# PROBLEM REQUIREMENTS:
Find every line with the string "Ctrl" in the material below and copy it.

=== Section Start ===

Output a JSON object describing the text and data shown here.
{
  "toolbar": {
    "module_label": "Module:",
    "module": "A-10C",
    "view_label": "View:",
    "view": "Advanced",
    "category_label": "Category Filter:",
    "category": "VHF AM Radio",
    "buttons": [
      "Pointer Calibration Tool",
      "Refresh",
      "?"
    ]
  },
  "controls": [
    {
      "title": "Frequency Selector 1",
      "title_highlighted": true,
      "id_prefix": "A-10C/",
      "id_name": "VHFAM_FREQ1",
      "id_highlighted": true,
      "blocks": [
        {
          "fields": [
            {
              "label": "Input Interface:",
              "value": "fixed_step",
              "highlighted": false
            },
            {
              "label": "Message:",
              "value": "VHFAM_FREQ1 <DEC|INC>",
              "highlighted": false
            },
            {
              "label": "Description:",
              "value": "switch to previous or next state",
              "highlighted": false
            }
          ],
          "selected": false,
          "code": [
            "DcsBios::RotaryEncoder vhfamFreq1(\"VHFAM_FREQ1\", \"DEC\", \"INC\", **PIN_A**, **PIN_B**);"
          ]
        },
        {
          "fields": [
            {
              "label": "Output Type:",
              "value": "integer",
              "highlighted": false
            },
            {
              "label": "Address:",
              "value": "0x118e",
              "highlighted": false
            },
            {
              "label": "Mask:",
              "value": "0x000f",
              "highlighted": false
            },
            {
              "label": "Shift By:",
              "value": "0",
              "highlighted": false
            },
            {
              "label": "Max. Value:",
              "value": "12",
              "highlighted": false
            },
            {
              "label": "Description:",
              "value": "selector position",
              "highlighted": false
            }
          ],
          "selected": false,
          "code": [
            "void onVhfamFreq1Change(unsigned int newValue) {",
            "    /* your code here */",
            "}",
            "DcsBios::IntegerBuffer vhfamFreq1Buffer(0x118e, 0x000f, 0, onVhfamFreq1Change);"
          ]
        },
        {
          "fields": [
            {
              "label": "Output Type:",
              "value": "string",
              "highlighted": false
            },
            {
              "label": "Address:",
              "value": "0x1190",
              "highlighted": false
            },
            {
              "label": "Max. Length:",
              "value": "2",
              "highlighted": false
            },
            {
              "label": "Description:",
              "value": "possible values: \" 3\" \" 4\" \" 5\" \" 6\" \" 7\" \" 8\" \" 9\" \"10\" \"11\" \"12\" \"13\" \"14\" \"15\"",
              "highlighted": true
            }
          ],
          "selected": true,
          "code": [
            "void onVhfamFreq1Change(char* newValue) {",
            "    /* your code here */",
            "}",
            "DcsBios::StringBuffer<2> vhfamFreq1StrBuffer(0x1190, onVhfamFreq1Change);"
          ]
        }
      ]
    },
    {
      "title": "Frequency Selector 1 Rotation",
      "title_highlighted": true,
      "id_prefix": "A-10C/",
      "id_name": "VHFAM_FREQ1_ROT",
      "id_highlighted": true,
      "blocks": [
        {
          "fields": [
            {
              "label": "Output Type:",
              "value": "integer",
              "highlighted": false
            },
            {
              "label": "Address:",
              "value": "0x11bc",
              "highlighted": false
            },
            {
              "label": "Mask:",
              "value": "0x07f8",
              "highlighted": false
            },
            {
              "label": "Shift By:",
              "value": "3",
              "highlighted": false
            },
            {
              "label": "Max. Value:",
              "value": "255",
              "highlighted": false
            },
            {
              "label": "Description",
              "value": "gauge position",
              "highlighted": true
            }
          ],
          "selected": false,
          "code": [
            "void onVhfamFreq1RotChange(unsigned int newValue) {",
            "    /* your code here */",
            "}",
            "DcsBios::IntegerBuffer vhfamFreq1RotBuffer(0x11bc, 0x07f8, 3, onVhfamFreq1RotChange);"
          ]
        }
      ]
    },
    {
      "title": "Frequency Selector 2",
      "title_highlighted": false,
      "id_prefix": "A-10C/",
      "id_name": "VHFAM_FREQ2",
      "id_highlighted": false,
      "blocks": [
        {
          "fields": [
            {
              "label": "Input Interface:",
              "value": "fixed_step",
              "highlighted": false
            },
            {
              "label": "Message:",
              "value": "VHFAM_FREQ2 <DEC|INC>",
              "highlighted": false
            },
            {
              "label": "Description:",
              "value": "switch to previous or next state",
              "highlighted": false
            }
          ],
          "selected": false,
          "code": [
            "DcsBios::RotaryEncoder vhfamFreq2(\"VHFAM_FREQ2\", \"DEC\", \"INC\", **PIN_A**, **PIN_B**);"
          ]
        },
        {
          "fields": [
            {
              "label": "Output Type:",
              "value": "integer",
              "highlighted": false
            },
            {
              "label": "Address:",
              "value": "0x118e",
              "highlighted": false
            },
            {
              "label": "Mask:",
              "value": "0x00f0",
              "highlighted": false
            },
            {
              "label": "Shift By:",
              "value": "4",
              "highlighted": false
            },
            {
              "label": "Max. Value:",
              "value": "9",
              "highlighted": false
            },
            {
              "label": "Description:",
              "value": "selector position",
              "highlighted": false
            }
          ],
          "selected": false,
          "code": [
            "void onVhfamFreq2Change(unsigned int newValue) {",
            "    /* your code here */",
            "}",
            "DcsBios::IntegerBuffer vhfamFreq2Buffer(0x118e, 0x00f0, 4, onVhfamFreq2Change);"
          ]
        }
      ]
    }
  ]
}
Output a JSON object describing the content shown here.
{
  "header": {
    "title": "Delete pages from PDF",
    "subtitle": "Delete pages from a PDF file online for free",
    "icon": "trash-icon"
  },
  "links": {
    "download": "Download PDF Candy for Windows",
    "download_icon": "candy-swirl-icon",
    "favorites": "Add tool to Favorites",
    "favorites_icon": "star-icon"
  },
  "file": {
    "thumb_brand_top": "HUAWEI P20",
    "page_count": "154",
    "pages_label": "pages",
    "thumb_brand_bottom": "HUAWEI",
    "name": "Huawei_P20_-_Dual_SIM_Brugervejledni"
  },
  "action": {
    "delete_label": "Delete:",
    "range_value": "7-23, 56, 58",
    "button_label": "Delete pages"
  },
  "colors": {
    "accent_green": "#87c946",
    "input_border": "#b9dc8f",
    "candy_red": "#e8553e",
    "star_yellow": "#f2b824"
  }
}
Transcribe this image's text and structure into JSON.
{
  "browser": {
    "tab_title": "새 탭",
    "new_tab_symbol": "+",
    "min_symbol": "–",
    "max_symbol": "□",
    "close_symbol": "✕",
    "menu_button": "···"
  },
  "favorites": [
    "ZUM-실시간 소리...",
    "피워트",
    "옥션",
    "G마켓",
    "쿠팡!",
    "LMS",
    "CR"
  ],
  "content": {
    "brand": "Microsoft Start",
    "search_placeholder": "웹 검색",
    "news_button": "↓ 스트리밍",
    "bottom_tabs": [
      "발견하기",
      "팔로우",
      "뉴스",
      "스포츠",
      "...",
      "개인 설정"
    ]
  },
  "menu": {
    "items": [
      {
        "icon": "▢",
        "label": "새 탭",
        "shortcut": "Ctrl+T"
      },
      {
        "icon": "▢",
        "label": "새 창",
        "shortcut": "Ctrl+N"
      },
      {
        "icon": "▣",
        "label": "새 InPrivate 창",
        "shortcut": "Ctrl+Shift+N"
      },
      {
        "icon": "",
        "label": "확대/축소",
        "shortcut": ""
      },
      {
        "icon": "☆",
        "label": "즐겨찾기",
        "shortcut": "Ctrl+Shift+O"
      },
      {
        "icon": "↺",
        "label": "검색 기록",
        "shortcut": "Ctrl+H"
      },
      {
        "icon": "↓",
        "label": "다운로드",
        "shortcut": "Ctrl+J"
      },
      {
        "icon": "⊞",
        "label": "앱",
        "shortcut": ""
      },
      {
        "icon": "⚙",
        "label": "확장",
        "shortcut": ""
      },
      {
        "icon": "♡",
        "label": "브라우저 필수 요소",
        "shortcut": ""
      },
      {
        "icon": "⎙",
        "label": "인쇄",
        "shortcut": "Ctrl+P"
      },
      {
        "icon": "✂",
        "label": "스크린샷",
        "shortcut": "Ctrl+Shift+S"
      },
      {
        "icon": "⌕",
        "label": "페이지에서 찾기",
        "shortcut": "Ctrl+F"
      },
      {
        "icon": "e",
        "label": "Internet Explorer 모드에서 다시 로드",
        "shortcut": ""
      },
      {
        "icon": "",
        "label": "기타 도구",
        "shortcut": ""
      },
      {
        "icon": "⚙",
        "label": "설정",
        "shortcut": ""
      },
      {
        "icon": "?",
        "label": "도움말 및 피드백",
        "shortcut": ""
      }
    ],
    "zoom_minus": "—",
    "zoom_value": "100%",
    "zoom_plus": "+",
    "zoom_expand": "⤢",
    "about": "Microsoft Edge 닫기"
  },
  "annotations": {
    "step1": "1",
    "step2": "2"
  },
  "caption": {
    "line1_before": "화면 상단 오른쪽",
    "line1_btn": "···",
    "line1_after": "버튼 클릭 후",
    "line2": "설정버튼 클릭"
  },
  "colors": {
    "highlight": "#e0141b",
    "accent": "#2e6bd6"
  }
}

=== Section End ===

# RESULT OF THIS EXERCISE:
        "shortcut": "Ctrl+T"
        "shortcut": "Ctrl+N"
        "shortcut": "Ctrl+Shift+N"
        "shortcut": "Ctrl+Shift+O"
        "shortcut": "Ctrl+H"
        "shortcut": "Ctrl+J"
        "shortcut": "Ctrl+P"
        "shortcut": "Ctrl+Shift+S"
        "shortcut": "Ctrl+F"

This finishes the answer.